Hormone Disruptors and Their Effect Upon Women’s Health
More and more concern is arising regarding hormone disruptors. Hormone disruptors are also called exogenous estrogen or estrogen, which is not produced in a woman's body, but rather comes from outside sources. Common sources of exogenous estrogens are pesticides, beef, dairy products, cosmetics, plastic, cleaning chemicals, dryer fabric softener sheets and liquid fabric softeners, farmed fish, bleaching chemicals and pharmaceuticals such as spermicidal agents.
The following illustration shows molecules of estrogen [red shapes] and estrogen receptor sites:
Normally, some estrogens [red shapes] in a woman's body can be inactivated by a substance produced in the body called either steroid hormone binding globulin [SHBG] or sex hormone binding globulin [purple shape]. This is shown in the following illustration.
Unfortunately, steroid hormone binding globulin or sex hormone binding globulin [purple shape] cannot inactivate exogenous estrogens [red & yellow shape] as can be seen in the following diagram.
The two most common sources of exogenous estrogens are pesticides and plastic containers. Both are made from petroleum products.
No matter what her age, unless a woman eats organically grown fruits and vegetables, she will be exposed to exogenous estrogens. Also if a woman is pregnant, her developing baby boy or girl, will also be exposed to exogenous estrogens in the foods that she eats. For example, if a pregnant woman eats fruits and vegetables which have been sprayed with pesticides, the developing baby [fetus] in her uterus will be exposed to these estrogens at a time when baby’s body is still developing. It is still not known what the long–term problems this could cause either the pregnant woman or the baby.
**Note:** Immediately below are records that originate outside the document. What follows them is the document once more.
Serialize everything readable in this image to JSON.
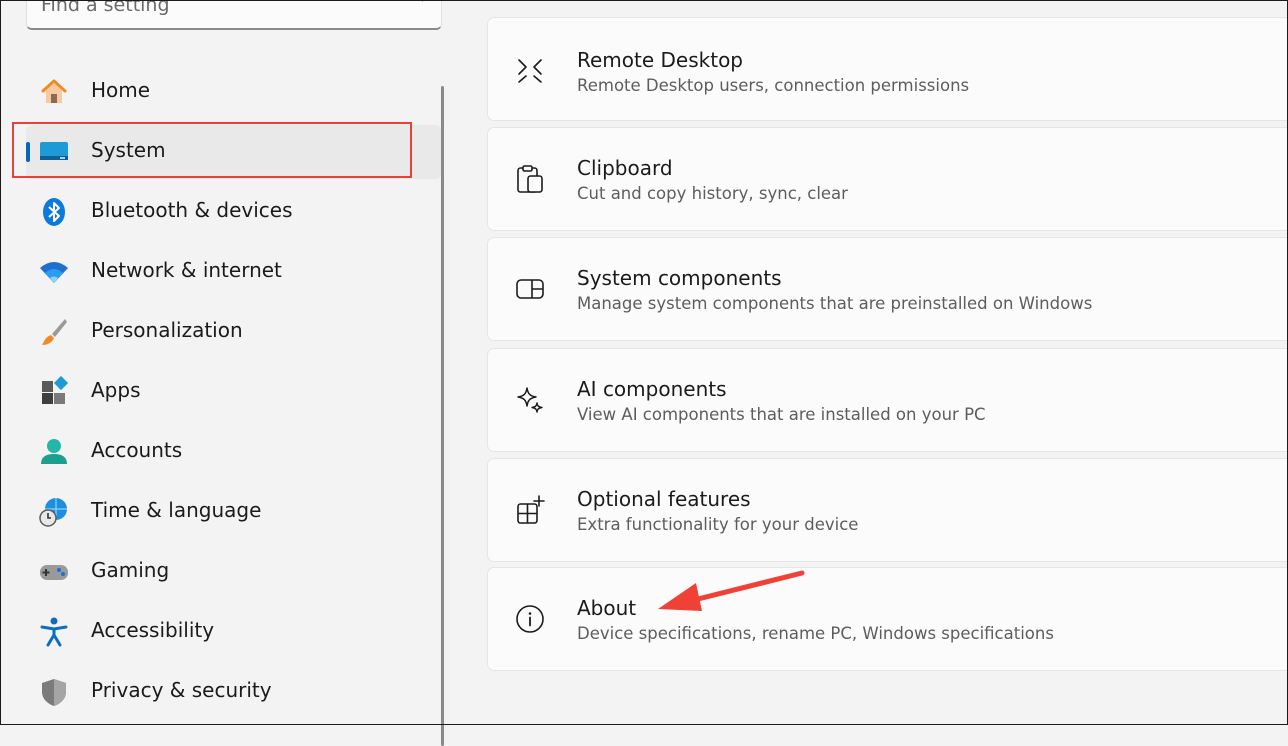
{
  "search": {
    "placeholder": "Find a setting",
    "icon": "search-icon"
  },
  "sidebar": {
    "selected": "System",
    "items": [
      {
        "label": "Home",
        "icon": "home-icon"
      },
      {
        "label": "System",
        "icon": "system-display-icon"
      },
      {
        "label": "Bluetooth & devices",
        "icon": "bluetooth-icon"
      },
      {
        "label": "Network & internet",
        "icon": "wifi-icon"
      },
      {
        "label": "Personalization",
        "icon": "brush-icon"
      },
      {
        "label": "Apps",
        "icon": "apps-icon"
      },
      {
        "label": "Accounts",
        "icon": "account-icon"
      },
      {
        "label": "Time & language",
        "icon": "globe-clock-icon"
      },
      {
        "label": "Gaming",
        "icon": "gamepad-icon"
      },
      {
        "label": "Accessibility",
        "icon": "accessibility-icon"
      },
      {
        "label": "Privacy & security",
        "icon": "shield-icon"
      }
    ]
  },
  "main": {
    "cards": [
      {
        "title": "Remote Desktop",
        "desc": "Remote Desktop users, connection permissions",
        "icon": "remote-desktop-icon"
      },
      {
        "title": "Clipboard",
        "desc": "Cut and copy history, sync, clear",
        "icon": "clipboard-icon"
      },
      {
        "title": "System components",
        "desc": "Manage system components that are preinstalled on Windows",
        "icon": "system-components-icon"
      },
      {
        "title": "AI components",
        "desc": "View AI components that are installed on your PC",
        "icon": "sparkle-icon"
      },
      {
        "title": "Optional features",
        "desc": "Extra functionality for your device",
        "icon": "optional-features-icon"
      },
      {
        "title": "About",
        "desc": "Device specifications, rename PC, Windows specifications",
        "icon": "info-icon"
      }
    ]
  },
  "colors": {
    "accent": "#0067c0",
    "highlight": "#e8403a",
    "annotation_arrow": "#ef4136"
  }
}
Plastic containers are used by many women for either storing foods in or for use in microwave cooking. Exogenous estrogens leech from the plastic containers into the foods, especially if the foods are acidic, such as tomato sauce. More and more convenience foods in microwavable plastic trays are being put out on the market. Not only are men and women exposed to the exogenous estrogens, but also children and teenagers, whose bodies are rapidly growing.
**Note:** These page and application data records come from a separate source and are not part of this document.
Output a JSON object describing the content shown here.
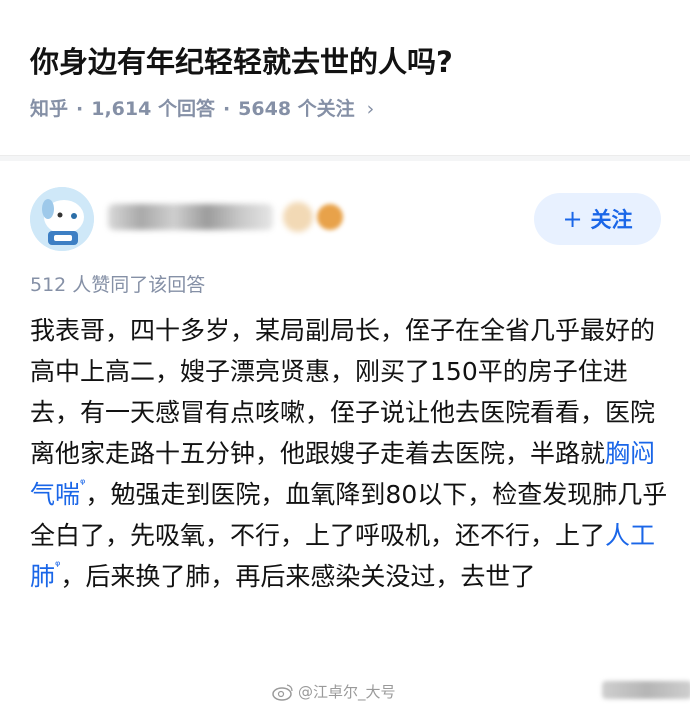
{
  "question": {
    "title": "你身边有年纪轻轻就去世的人吗?",
    "source": "知乎",
    "answers_count": "1,614 个回答",
    "followers_count": "5648 个关注",
    "chevron": "›"
  },
  "answer": {
    "author_avatar_icon": "cartoon-dog-avatar-icon",
    "follow_button_label": "关注",
    "follow_button_icon": "plus-icon",
    "likes_text": "512 人赞同了该回答",
    "content": [
      "我表哥，四十多岁，某局副局长，侄子在全省几乎最好的高中上高二，嫂子漂亮贤惠，刚买了150平的房子住进去，有一天感冒有点咳嗽，侄子说让他去医院看看，医院离他家走路十五分钟，他跟嫂子走着去医院，半路就",
      "，勉强走到医院，血氧降到80以下，检查发现肺几乎全白了，先吸氧，不行，上了呼吸机，还不行，上了",
      "，后来换了肺，再后来感染关没过，去世了"
    ],
    "keywords": [
      "胸闷气喘",
      "人工肺"
    ],
    "keyword_search_icon": "search-icon"
  },
  "watermark": {
    "text": "@江卓尔_大号",
    "icon": "weibo-icon"
  },
  "colors": {
    "accent": "#1a66e8",
    "meta_gray": "#8590a6",
    "follow_bg": "#e8f1ff"
  }
}
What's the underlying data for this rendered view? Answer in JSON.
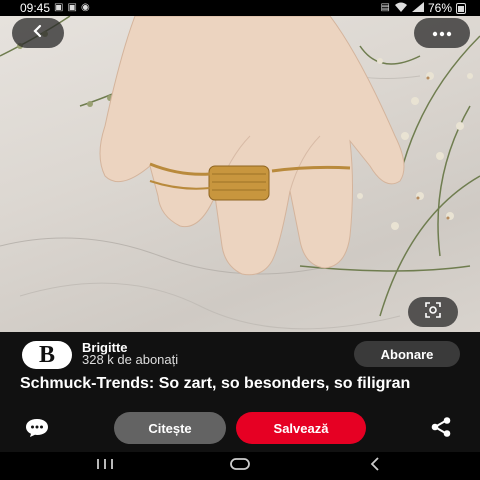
{
  "status_bar": {
    "time": "09:45",
    "battery": "76%",
    "left_icons": [
      "image-icon",
      "image-icon",
      "whatsapp-icon"
    ],
    "right_icons": [
      "alarm-icon",
      "wifi-icon",
      "signal-icon",
      "battery-icon"
    ]
  },
  "pin": {
    "image_description_icon": "hand-with-rings-photo",
    "back_icon": "chevron-left-icon",
    "more_icon": "more-horizontal-icon",
    "visual_search_icon": "lens-icon"
  },
  "publisher": {
    "logo_letter": "B",
    "name": "Brigitte",
    "followers": "328 k de abonați",
    "follow_label": "Abonare"
  },
  "title": "Schmuck-Trends: So zart, so besonders, so filigran",
  "actions": {
    "read_label": "Citește",
    "save_label": "Salvează",
    "save_color": "#e60023",
    "comment_icon": "comment-icon",
    "share_icon": "share-icon"
  },
  "nav": {
    "recents_icon": "recents-icon",
    "home_icon": "home-icon",
    "back_icon": "back-icon"
  }
}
Other sources of exogenous estrogens are plant estrogens [also known as phytoestrogens], soaps, wood paneling, furniture, car exhaust, carpeting and industrial waste products.
The web page www.foodnews.org, produced by the Environmental Working Group, allows women to see which are the best and the worst foods in terms of their absorption of pesticides. This information assists women in better selecting which foods they should buy organically if they're only able to afford to buy some of them organically. The web page www.ewg.org is an excellent source of information about environmental toxins and hazards.